> Your assignment:
Each line of the records containing "city" is to be copied out and returned.
___ Data supplied ___
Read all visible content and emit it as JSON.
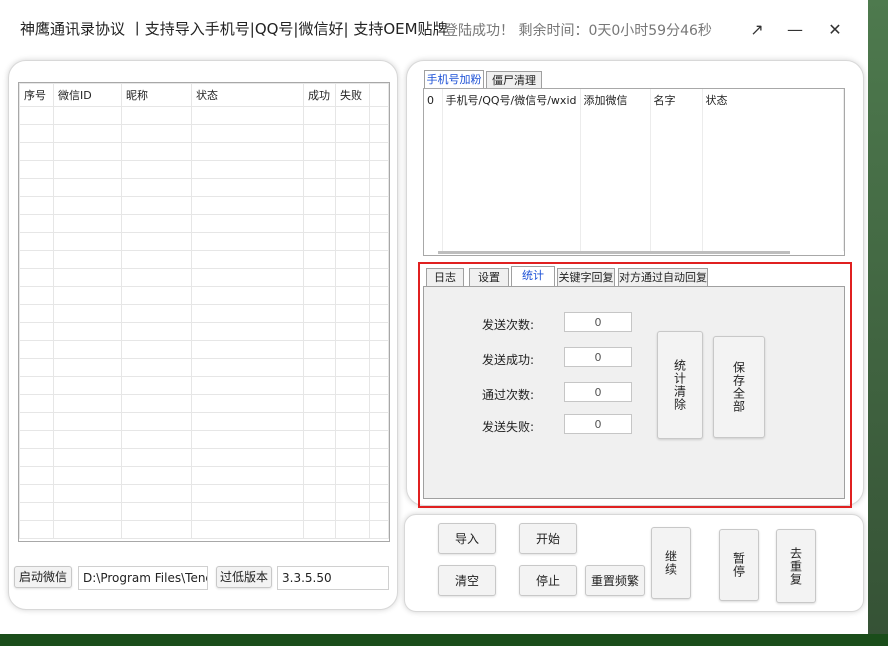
{
  "titlebar": {
    "title": "神鹰通讯录协议 丨支持导入手机号|QQ号|微信好| 支持OEM贴牌",
    "status": "登陆成功！ 剩余时间：0天0小时59分46秒",
    "expand": "↗",
    "minimize": "—",
    "close": "✕"
  },
  "left_table": {
    "headers": [
      "序号",
      "微信ID",
      "昵称",
      "状态",
      "成功",
      "失败"
    ]
  },
  "left_bottom": {
    "start_wechat": "启动微信",
    "path": "D:\\Program Files\\Tencent",
    "low_version": "过低版本",
    "version": "3.3.5.50"
  },
  "top_tabs": [
    "手机号加粉",
    "僵尸清理"
  ],
  "right_table": {
    "headers": [
      "0",
      "手机号/QQ号/微信号/wxid",
      "添加微信",
      "名字",
      "状态"
    ]
  },
  "sub_tabs": [
    "日志",
    "设置",
    "统计",
    "关键字回复",
    "对方通过自动回复"
  ],
  "stats": {
    "send_count_label": "发送次数:",
    "send_count": "0",
    "send_success_label": "发送成功:",
    "send_success": "0",
    "pass_count_label": "通过次数:",
    "pass_count": "0",
    "send_fail_label": "发送失败:",
    "send_fail": "0",
    "clear_stats": "统计清除",
    "save_all": "保存全部"
  },
  "bottom_buttons": {
    "import": "导入",
    "start": "开始",
    "clear": "清空",
    "stop": "停止",
    "reset_freq": "重置频繁",
    "resume": "继续",
    "pause": "暂停",
    "dedupe": "去重复"
  },
  "colors": {
    "highlight": "#e02020",
    "active_tab": "#1a4fd6"
  }
}
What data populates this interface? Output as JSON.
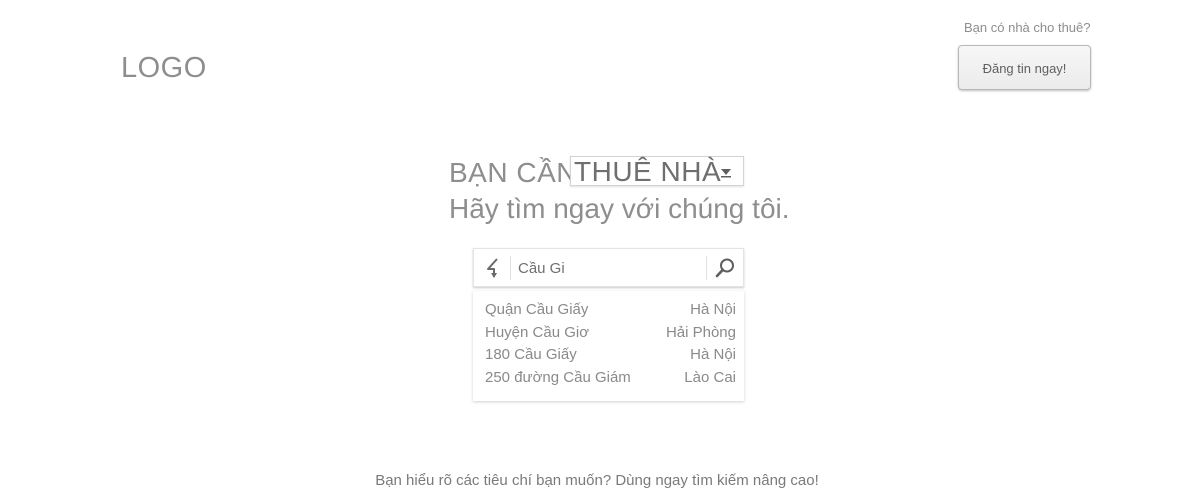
{
  "header": {
    "logo_text": "LOGO",
    "owner_question": "Bạn có nhà cho thuê?",
    "post_button_label": "Đăng tin ngay!"
  },
  "hero": {
    "prefix": "BẠN CẦN",
    "need_options_selected": "THUÊ NHÀ",
    "dropdown_icon": "dropdown-arrow-icon",
    "tagline": "Hãy tìm ngay với chúng tôi."
  },
  "search": {
    "value": "Cầu Gi",
    "placeholder": "",
    "locate_icon": "location-arrow-icon",
    "search_icon": "magnifier-icon"
  },
  "suggestions": [
    {
      "place": "Quận Cầu Giấy",
      "city": "Hà Nội"
    },
    {
      "place": "Huyện Cầu Giơ",
      "city": "Hải Phòng"
    },
    {
      "place": "180 Cầu Giấy",
      "city": "Hà Nội"
    },
    {
      "place": "250 đường Cầu Giám",
      "city": "Lào Cai"
    }
  ],
  "footer": {
    "advanced_search_text": "Bạn hiểu rõ các tiêu chí bạn muốn? Dùng ngay tìm kiếm nâng cao!"
  },
  "colors": {
    "text_light": "#8e8e8e",
    "text_dark": "#6f6f6f",
    "border": "#d3d3d3",
    "background": "#ffffff"
  }
}
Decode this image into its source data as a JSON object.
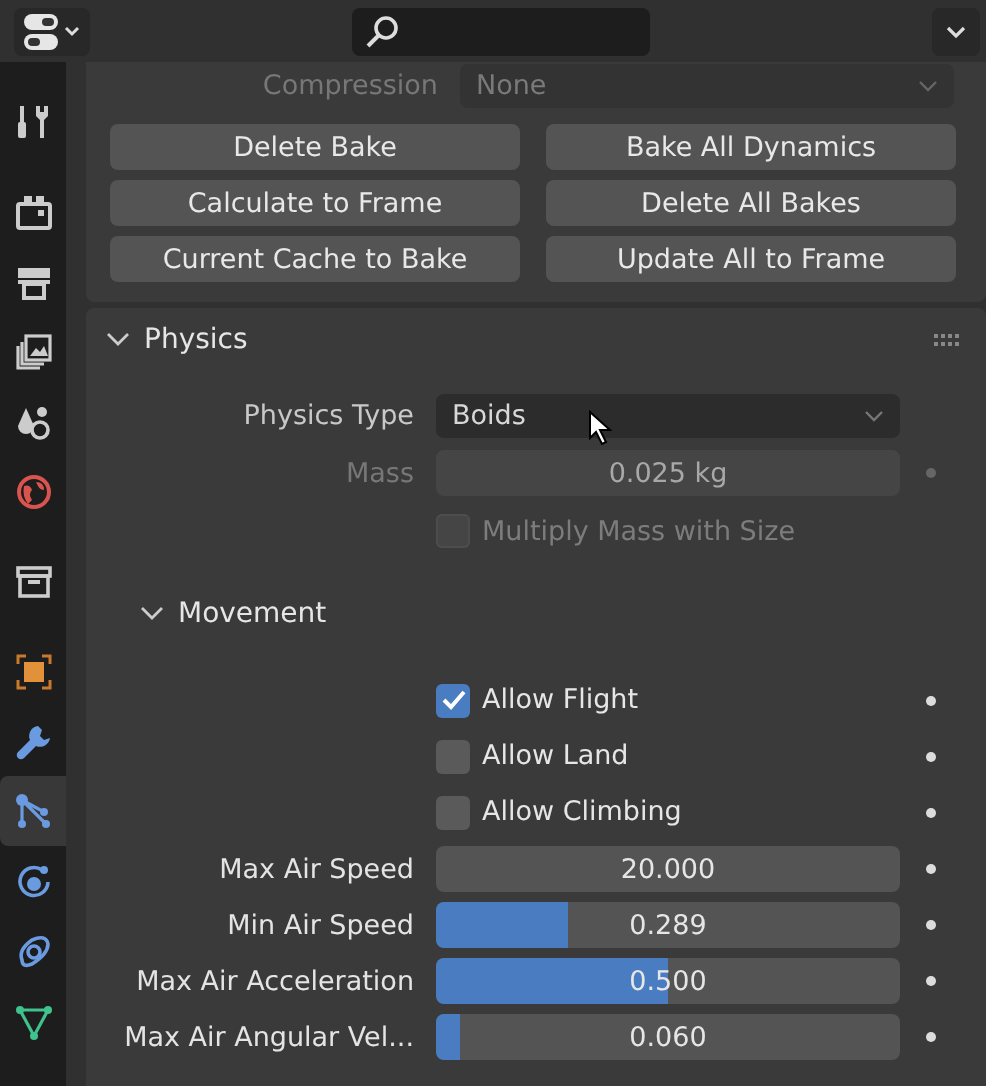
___
> Completed exercise:
      "city": "Hà Nội"
      "city": "Hải Phòng"
      "city": "Hà Nội"
      "city": "Lào Cai"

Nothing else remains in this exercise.